● Your instructions
Retype the records below exactly as they appear.

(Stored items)

[Start of section]

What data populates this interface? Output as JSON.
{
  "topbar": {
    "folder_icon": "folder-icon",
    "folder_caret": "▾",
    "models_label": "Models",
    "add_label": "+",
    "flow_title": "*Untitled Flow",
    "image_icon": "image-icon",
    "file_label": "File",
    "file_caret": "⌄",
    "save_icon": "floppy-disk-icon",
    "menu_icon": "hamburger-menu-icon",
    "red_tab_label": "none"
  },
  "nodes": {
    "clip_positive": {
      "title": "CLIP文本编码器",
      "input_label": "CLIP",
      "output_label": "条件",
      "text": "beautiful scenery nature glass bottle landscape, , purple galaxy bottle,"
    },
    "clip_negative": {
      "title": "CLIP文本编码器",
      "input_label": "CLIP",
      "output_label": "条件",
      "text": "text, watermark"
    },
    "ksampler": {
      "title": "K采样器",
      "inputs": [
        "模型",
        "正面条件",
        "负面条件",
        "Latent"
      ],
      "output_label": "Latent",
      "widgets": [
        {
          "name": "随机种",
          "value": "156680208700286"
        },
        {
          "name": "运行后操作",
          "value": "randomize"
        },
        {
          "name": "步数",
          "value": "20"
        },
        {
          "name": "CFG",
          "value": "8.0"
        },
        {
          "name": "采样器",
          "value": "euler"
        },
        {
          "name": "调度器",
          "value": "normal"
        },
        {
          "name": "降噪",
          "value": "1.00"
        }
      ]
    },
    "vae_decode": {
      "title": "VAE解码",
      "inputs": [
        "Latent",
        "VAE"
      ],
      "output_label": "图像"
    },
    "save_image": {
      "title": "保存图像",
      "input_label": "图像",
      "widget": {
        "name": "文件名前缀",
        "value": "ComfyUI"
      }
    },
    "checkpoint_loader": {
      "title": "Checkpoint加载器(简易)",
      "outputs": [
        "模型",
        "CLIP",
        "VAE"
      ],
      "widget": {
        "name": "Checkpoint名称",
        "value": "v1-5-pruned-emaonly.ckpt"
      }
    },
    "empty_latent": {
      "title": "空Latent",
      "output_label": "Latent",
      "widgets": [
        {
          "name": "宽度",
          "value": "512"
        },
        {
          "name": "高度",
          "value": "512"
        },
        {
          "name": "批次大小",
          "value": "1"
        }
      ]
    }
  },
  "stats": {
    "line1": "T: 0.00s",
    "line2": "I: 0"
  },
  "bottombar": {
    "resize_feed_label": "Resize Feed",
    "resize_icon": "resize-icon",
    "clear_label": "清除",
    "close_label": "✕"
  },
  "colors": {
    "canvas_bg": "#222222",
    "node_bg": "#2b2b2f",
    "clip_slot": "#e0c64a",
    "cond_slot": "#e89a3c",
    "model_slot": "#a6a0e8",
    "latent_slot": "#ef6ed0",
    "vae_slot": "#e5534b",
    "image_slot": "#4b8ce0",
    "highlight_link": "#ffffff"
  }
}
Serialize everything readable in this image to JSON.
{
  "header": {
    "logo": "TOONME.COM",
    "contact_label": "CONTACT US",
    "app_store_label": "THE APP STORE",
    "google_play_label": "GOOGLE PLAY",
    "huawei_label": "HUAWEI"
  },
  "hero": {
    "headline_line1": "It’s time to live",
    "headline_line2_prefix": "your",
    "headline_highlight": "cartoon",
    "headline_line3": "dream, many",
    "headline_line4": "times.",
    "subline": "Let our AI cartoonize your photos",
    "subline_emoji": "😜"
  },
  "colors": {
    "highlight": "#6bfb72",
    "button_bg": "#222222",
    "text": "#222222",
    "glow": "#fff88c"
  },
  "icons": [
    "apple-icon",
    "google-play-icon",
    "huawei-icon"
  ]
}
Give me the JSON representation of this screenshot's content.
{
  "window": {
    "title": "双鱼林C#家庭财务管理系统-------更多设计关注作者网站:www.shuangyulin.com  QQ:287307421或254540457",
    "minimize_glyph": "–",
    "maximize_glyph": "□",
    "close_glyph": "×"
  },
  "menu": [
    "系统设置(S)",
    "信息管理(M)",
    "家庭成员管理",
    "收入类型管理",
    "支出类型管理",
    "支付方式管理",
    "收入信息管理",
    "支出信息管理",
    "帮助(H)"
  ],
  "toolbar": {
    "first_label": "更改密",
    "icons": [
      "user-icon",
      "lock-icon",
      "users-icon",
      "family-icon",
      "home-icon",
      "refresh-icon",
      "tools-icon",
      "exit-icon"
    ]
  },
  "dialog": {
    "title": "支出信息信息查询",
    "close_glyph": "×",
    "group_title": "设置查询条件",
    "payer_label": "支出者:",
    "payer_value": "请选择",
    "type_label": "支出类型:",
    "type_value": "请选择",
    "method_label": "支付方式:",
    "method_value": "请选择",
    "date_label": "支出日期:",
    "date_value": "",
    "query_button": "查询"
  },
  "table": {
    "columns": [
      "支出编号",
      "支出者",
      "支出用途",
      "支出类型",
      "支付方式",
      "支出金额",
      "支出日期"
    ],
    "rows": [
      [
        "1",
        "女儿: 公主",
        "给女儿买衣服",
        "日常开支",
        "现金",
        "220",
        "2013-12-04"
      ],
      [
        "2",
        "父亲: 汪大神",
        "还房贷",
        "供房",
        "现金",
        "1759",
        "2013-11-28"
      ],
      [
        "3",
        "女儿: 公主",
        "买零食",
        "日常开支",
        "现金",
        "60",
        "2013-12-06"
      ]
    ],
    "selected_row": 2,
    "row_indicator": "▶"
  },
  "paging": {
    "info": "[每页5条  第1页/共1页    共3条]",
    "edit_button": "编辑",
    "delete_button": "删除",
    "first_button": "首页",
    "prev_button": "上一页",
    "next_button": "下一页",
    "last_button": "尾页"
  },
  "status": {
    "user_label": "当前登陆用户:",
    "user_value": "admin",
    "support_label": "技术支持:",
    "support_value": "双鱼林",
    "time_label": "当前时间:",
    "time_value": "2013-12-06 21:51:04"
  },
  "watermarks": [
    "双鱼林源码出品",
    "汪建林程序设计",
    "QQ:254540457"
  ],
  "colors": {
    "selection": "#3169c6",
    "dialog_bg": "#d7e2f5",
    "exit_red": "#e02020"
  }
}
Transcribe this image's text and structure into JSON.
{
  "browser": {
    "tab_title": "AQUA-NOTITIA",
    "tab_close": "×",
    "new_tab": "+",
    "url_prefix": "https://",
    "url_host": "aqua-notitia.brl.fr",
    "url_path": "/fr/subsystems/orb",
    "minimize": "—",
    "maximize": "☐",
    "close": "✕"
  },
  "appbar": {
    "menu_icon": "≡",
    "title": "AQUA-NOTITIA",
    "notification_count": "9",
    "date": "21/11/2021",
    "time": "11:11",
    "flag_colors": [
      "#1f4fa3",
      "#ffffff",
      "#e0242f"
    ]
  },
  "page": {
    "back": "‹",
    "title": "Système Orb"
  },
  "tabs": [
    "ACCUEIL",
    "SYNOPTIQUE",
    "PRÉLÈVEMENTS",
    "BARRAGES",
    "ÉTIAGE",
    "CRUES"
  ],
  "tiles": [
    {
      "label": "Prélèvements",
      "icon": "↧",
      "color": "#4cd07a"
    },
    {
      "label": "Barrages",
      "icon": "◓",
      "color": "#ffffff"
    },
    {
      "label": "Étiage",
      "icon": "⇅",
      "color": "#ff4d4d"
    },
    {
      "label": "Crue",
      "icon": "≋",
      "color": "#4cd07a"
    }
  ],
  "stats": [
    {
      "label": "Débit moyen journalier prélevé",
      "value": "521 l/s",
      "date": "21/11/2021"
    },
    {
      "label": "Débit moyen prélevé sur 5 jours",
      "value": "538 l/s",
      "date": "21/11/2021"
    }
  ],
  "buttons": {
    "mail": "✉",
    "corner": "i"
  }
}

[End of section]

● Solution
What data populates this interface? Output as JSON.
{
  "topbar": {
    "folder_icon": "folder-icon",
    "folder_caret": "▾",
    "models_label": "Models",
    "add_label": "+",
    "flow_title": "*Untitled Flow",
    "image_icon": "image-icon",
    "file_label": "File",
    "file_caret": "⌄",
    "save_icon": "floppy-disk-icon",
    "menu_icon": "hamburger-menu-icon",
    "red_tab_label": "none"
  },
  "nodes": {
    "clip_positive": {
      "title": "CLIP文本编码器",
      "input_label": "CLIP",
      "output_label": "条件",
      "text": "beautiful scenery nature glass bottle landscape, , purple galaxy bottle,"
    },
    "clip_negative": {
      "title": "CLIP文本编码器",
      "input_label": "CLIP",
      "output_label": "条件",
      "text": "text, watermark"
    },
    "ksampler": {
      "title": "K采样器",
      "inputs": [
        "模型",
        "正面条件",
        "负面条件",
        "Latent"
      ],
      "output_label": "Latent",
      "widgets": [
        {
          "name": "随机种",
          "value": "156680208700286"
        },
        {
          "name": "运行后操作",
          "value": "randomize"
        },
        {
          "name": "步数",
          "value": "20"
        },
        {
          "name": "CFG",
          "value": "8.0"
        },
        {
          "name": "采样器",
          "value": "euler"
        },
        {
          "name": "调度器",
          "value": "normal"
        },
        {
          "name": "降噪",
          "value": "1.00"
        }
      ]
    },
    "vae_decode": {
      "title": "VAE解码",
      "inputs": [
        "Latent",
        "VAE"
      ],
      "output_label": "图像"
    },
    "save_image": {
      "title": "保存图像",
      "input_label": "图像",
      "widget": {
        "name": "文件名前缀",
        "value": "ComfyUI"
      }
    },
    "checkpoint_loader": {
      "title": "Checkpoint加载器(简易)",
      "outputs": [
        "模型",
        "CLIP",
        "VAE"
      ],
      "widget": {
        "name": "Checkpoint名称",
        "value": "v1-5-pruned-emaonly.ckpt"
      }
    },
    "empty_latent": {
      "title": "空Latent",
      "output_label": "Latent",
      "widgets": [
        {
          "name": "宽度",
          "value": "512"
        },
        {
          "name": "高度",
          "value": "512"
        },
        {
          "name": "批次大小",
          "value": "1"
        }
      ]
    }
  },
  "stats": {
    "line1": "T: 0.00s",
    "line2": "I: 0"
  },
  "bottombar": {
    "resize_feed_label": "Resize Feed",
    "resize_icon": "resize-icon",
    "clear_label": "清除",
    "close_label": "✕"
  },
  "colors": {
    "canvas_bg": "#222222",
    "node_bg": "#2b2b2f",
    "clip_slot": "#e0c64a",
    "cond_slot": "#e89a3c",
    "model_slot": "#a6a0e8",
    "latent_slot": "#ef6ed0",
    "vae_slot": "#e5534b",
    "image_slot": "#4b8ce0",
    "highlight_link": "#ffffff"
  }
}
Serialize everything readable in this image to JSON.
{
  "header": {
    "logo": "TOONME.COM",
    "contact_label": "CONTACT US",
    "app_store_label": "THE APP STORE",
    "google_play_label": "GOOGLE PLAY",
    "huawei_label": "HUAWEI"
  },
  "hero": {
    "headline_line1": "It’s time to live",
    "headline_line2_prefix": "your",
    "headline_highlight": "cartoon",
    "headline_line3": "dream, many",
    "headline_line4": "times.",
    "subline": "Let our AI cartoonize your photos",
    "subline_emoji": "😜"
  },
  "colors": {
    "highlight": "#6bfb72",
    "button_bg": "#222222",
    "text": "#222222",
    "glow": "#fff88c"
  },
  "icons": [
    "apple-icon",
    "google-play-icon",
    "huawei-icon"
  ]
}
Give me the JSON representation of this screenshot's content.
{
  "window": {
    "title": "双鱼林C#家庭财务管理系统-------更多设计关注作者网站:www.shuangyulin.com  QQ:287307421或254540457",
    "minimize_glyph": "–",
    "maximize_glyph": "□",
    "close_glyph": "×"
  },
  "menu": [
    "系统设置(S)",
    "信息管理(M)",
    "家庭成员管理",
    "收入类型管理",
    "支出类型管理",
    "支付方式管理",
    "收入信息管理",
    "支出信息管理",
    "帮助(H)"
  ],
  "toolbar": {
    "first_label": "更改密",
    "icons": [
      "user-icon",
      "lock-icon",
      "users-icon",
      "family-icon",
      "home-icon",
      "refresh-icon",
      "tools-icon",
      "exit-icon"
    ]
  },
  "dialog": {
    "title": "支出信息信息查询",
    "close_glyph": "×",
    "group_title": "设置查询条件",
    "payer_label": "支出者:",
    "payer_value": "请选择",
    "type_label": "支出类型:",
    "type_value": "请选择",
    "method_label": "支付方式:",
    "method_value": "请选择",
    "date_label": "支出日期:",
    "date_value": "",
    "query_button": "查询"
  },
  "table": {
    "columns": [
      "支出编号",
      "支出者",
      "支出用途",
      "支出类型",
      "支付方式",
      "支出金额",
      "支出日期"
    ],
    "rows": [
      [
        "1",
        "女儿: 公主",
        "给女儿买衣服",
        "日常开支",
        "现金",
        "220",
        "2013-12-04"
      ],
      [
        "2",
        "父亲: 汪大神",
        "还房贷",
        "供房",
        "现金",
        "1759",
        "2013-11-28"
      ],
      [
        "3",
        "女儿: 公主",
        "买零食",
        "日常开支",
        "现金",
        "60",
        "2013-12-06"
      ]
    ],
    "selected_row": 2,
    "row_indicator": "▶"
  },
  "paging": {
    "info": "[每页5条  第1页/共1页    共3条]",
    "edit_button": "编辑",
    "delete_button": "删除",
    "first_button": "首页",
    "prev_button": "上一页",
    "next_button": "下一页",
    "last_button": "尾页"
  },
  "status": {
    "user_label": "当前登陆用户:",
    "user_value": "admin",
    "support_label": "技术支持:",
    "support_value": "双鱼林",
    "time_label": "当前时间:",
    "time_value": "2013-12-06 21:51:04"
  },
  "watermarks": [
    "双鱼林源码出品",
    "汪建林程序设计",
    "QQ:254540457"
  ],
  "colors": {
    "selection": "#3169c6",
    "dialog_bg": "#d7e2f5",
    "exit_red": "#e02020"
  }
}
Transcribe this image's text and structure into JSON.
{
  "browser": {
    "tab_title": "AQUA-NOTITIA",
    "tab_close": "×",
    "new_tab": "+",
    "url_prefix": "https://",
    "url_host": "aqua-notitia.brl.fr",
    "url_path": "/fr/subsystems/orb",
    "minimize": "—",
    "maximize": "☐",
    "close": "✕"
  },
  "appbar": {
    "menu_icon": "≡",
    "title": "AQUA-NOTITIA",
    "notification_count": "9",
    "date": "21/11/2021",
    "time": "11:11",
    "flag_colors": [
      "#1f4fa3",
      "#ffffff",
      "#e0242f"
    ]
  },
  "page": {
    "back": "‹",
    "title": "Système Orb"
  },
  "tabs": [
    "ACCUEIL",
    "SYNOPTIQUE",
    "PRÉLÈVEMENTS",
    "BARRAGES",
    "ÉTIAGE",
    "CRUES"
  ],
  "tiles": [
    {
      "label": "Prélèvements",
      "icon": "↧",
      "color": "#4cd07a"
    },
    {
      "label": "Barrages",
      "icon": "◓",
      "color": "#ffffff"
    },
    {
      "label": "Étiage",
      "icon": "⇅",
      "color": "#ff4d4d"
    },
    {
      "label": "Crue",
      "icon": "≋",
      "color": "#4cd07a"
    }
  ],
  "stats": [
    {
      "label": "Débit moyen journalier prélevé",
      "value": "521 l/s",
      "date": "21/11/2021"
    },
    {
      "label": "Débit moyen prélevé sur 5 jours",
      "value": "538 l/s",
      "date": "21/11/2021"
    }
  ],
  "buttons": {
    "mail": "✉",
    "corner": "i"
  }
}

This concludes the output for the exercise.